In my last post regarding Investment Performance Measurement on a Single Position and Aggregations I got a comment by Carl Bacon on my web page blog (regarding this article). I have to say that I felt very flattered. He wrote that “You have chosen one particular return methodology (in effect assuming cash flows occur at the start of day – not the most common)“. and I answered that “I choose it since it is especially for examples the most intuitive one, in my point of view“.
But I think he is absolutely right and therefore I want to dedicate this second part solely to the topic of performance cash flow timing.
I came to the conclusion that the most straight forward and also most accurate methodology is a Mixed methodology of start and end of day timing:
- Inflows are treaded as start of day (SOD)
- Outflows are treated as end of day (EOD)
Let me show you some examples:
First a simple share buy and sell transaction:
In the buy example where there is rather a big increase in the quantity of the share position, but the price swings (start, buy, end) are within a -1% range, the outcome difference is quite dramatic depending on the used cash flow timing methodology. The same findings occur with an opposite sell transaction. The simple question is whether the Profit/Loss is compared to the value of the positon with or without cash flow. The mixed methodology always compares to the position value including the cash flow and therefore is accurate in both cases.

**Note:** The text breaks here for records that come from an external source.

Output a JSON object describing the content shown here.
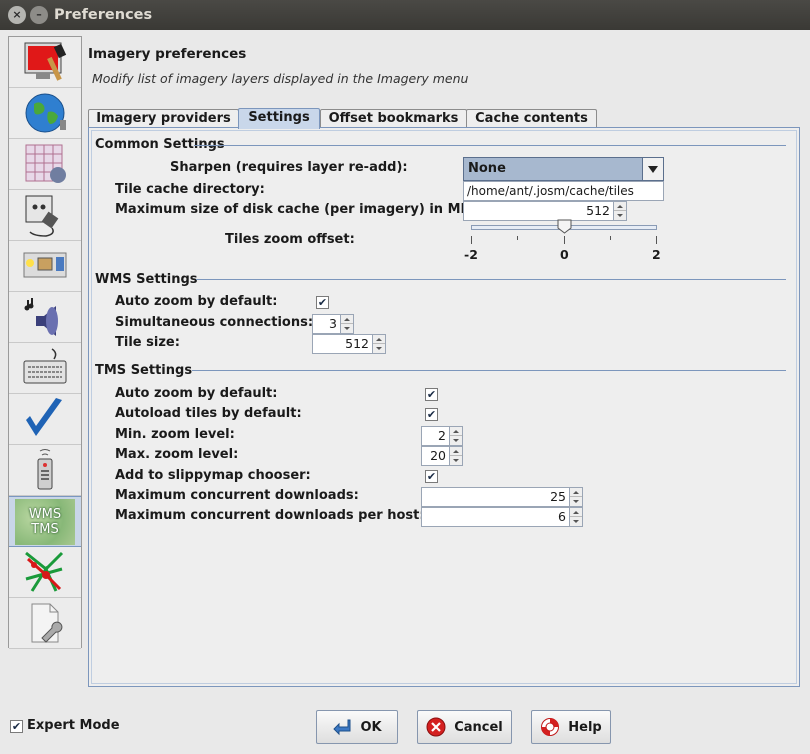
{
  "window": {
    "title": "Preferences"
  },
  "header": {
    "title": "Imagery preferences",
    "subtitle": "Modify list of imagery layers displayed in the Imagery menu"
  },
  "tabs": [
    {
      "label": "Imagery providers"
    },
    {
      "label": "Settings"
    },
    {
      "label": "Offset bookmarks"
    },
    {
      "label": "Cache contents"
    }
  ],
  "sidebar": {
    "items": [
      {
        "icon": "display-paint-icon"
      },
      {
        "icon": "globe-icon"
      },
      {
        "icon": "projection-grid-icon"
      },
      {
        "icon": "power-plug-icon"
      },
      {
        "icon": "toolbar-icon"
      },
      {
        "icon": "speaker-icon"
      },
      {
        "icon": "keyboard-icon"
      },
      {
        "icon": "checkmark-validator-icon"
      },
      {
        "icon": "remote-control-icon"
      },
      {
        "icon": "wms-tms-icon",
        "label_line1": "WMS",
        "label_line2": "TMS"
      },
      {
        "icon": "map-lines-icon"
      },
      {
        "icon": "advanced-file-wrench-icon"
      }
    ]
  },
  "common": {
    "title": "Common Settings",
    "sharpen_label": "Sharpen (requires layer re-add):",
    "sharpen_value": "None",
    "cache_dir_label": "Tile cache directory:",
    "cache_dir_value": "/home/ant/.josm/cache/tiles",
    "max_disk_label": "Maximum size of disk cache (per imagery) in MB:",
    "max_disk_value": "512",
    "zoom_offset_label": "Tiles zoom offset:",
    "zoom_offset": {
      "min": -2,
      "max": 2,
      "value": 0,
      "ticks": [
        "-2",
        "0",
        "2"
      ]
    }
  },
  "wms": {
    "title": "WMS Settings",
    "auto_zoom_label": "Auto zoom by default:",
    "auto_zoom_checked": true,
    "connections_label": "Simultaneous connections:",
    "connections_value": "3",
    "tile_size_label": "Tile size:",
    "tile_size_value": "512"
  },
  "tms": {
    "title": "TMS Settings",
    "auto_zoom_label": "Auto zoom by default:",
    "auto_zoom_checked": true,
    "autoload_label": "Autoload tiles by default:",
    "autoload_checked": true,
    "min_zoom_label": "Min. zoom level:",
    "min_zoom_value": "2",
    "max_zoom_label": "Max. zoom level:",
    "max_zoom_value": "20",
    "slippy_label": "Add to slippymap chooser:",
    "slippy_checked": true,
    "max_downloads_label": "Maximum concurrent downloads:",
    "max_downloads_value": "25",
    "max_per_host_label": "Maximum concurrent downloads per host:",
    "max_per_host_value": "6"
  },
  "footer": {
    "expert_label": "Expert Mode",
    "expert_checked": true,
    "ok_label": "OK",
    "cancel_label": "Cancel",
    "help_label": "Help"
  },
  "check_glyph": "✔"
}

Now let me apply the methodology to combinations of intraday trading transactions:
In the first case a fairly small position is heavily increased and decreased during the day. Start and end of day timing TWR results appear to be wrong in the outcome due to the relative low value of the position end and start of day. It is more accurate to compare the profit/loss to the position value including the intraday transactions which is achieved by applying the mixed methodology:

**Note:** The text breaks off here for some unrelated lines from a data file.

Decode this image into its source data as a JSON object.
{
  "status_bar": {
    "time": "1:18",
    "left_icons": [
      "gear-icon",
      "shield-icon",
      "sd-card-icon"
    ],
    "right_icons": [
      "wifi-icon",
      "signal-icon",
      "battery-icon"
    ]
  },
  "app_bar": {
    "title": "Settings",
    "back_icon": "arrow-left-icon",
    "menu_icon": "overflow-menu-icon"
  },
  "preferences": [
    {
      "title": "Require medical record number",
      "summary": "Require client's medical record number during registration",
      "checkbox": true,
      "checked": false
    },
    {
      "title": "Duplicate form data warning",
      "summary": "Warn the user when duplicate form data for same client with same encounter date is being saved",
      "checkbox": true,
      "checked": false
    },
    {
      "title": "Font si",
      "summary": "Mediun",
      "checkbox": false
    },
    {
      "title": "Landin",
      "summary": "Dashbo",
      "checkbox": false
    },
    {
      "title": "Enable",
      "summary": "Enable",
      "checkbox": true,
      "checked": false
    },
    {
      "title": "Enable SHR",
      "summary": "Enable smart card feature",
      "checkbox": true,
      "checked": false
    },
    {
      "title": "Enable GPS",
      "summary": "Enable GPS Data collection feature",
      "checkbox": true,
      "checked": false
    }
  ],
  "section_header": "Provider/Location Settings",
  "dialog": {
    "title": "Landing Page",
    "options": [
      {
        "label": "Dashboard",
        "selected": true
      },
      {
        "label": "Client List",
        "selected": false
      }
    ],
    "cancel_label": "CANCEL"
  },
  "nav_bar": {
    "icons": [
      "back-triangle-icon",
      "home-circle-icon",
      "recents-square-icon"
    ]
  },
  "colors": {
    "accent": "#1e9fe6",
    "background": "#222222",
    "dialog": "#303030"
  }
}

If the position is closed with the second sell intraday transaction, the start of day methodology is obviously wrong:
In case of a newly build position and a not full sale, the end of day methodology even results in a division by 0:
Both not intended results (-100% / DIV/0) occur in a pure intraday trading transaction with a quantity of zero start and end of day. The mixed methodology again provides an intuitive correct result as the investment is 2’090 Units and gained 10, resulting in 48 basis points:
In my point rather obviously the mixed methodology deals properly with all cases above.
Finally an example I came across recently in one of my client projects. The client complained that the rollover of a currency swap USD/CHF for currency hedging purposes leads to a distorted performance (and finally contribution) on the USD account of a CHF client portfolio, when using start of day timing:
And yes the client is absolutely right. End of day timing would also lead to a wrong TWR (and also contribution) in the other direction. The issue is obviously that the SWAP cash flows of the forward and spot leg are quite large in comparison with the small amount on the cash account. When using the mixed methodology this can be avoided and a reasonable result will be achieved.
There might be cases which need to be treated differently but in my point of view the presented mixed methodology is straight forward to implement and has striking advantages.
What do you think?
If you would like to have the examples as an Excel file please send me an email: email@example.com